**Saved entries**
[Start of section]

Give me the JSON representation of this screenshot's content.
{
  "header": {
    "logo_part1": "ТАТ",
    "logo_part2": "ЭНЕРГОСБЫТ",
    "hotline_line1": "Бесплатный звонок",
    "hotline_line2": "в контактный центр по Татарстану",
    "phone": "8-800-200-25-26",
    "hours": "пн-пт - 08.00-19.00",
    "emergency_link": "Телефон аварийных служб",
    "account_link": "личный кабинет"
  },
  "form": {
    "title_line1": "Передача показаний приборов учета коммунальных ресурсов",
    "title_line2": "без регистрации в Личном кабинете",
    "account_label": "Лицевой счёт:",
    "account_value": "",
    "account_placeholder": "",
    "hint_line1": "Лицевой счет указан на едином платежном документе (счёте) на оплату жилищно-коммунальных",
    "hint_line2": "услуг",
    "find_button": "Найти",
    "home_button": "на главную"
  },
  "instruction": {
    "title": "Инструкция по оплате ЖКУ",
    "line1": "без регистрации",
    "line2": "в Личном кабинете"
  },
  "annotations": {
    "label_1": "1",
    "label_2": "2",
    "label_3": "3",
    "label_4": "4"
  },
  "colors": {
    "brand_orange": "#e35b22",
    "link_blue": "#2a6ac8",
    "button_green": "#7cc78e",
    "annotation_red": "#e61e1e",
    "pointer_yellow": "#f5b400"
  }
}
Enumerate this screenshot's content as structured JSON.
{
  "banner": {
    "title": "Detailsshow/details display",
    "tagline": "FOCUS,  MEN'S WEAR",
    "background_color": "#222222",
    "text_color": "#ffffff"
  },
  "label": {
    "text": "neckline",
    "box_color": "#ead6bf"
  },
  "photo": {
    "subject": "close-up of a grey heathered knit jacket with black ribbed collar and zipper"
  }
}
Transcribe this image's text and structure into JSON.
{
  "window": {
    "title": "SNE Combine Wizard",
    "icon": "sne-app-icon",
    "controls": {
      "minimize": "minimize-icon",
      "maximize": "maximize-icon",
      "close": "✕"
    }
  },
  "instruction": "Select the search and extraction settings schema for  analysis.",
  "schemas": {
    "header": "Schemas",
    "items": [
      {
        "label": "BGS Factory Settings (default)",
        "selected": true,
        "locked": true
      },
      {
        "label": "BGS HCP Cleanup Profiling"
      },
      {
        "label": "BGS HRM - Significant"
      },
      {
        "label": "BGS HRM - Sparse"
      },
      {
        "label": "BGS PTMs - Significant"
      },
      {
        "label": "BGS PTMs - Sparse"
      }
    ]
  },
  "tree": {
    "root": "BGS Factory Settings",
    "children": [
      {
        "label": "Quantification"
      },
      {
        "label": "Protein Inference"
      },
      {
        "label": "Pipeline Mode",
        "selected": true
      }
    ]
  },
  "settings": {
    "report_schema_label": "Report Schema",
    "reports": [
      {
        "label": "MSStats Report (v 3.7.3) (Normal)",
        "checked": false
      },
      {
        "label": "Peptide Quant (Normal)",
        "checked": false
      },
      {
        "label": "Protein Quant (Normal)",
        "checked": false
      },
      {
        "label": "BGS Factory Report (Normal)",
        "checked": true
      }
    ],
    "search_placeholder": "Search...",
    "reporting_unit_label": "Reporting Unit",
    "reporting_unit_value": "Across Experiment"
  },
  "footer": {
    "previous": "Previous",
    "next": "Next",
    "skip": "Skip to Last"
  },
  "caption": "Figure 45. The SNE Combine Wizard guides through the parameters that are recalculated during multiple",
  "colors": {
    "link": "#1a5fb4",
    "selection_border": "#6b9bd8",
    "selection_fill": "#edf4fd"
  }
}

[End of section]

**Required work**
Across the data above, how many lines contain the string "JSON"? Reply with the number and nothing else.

**Response area**
3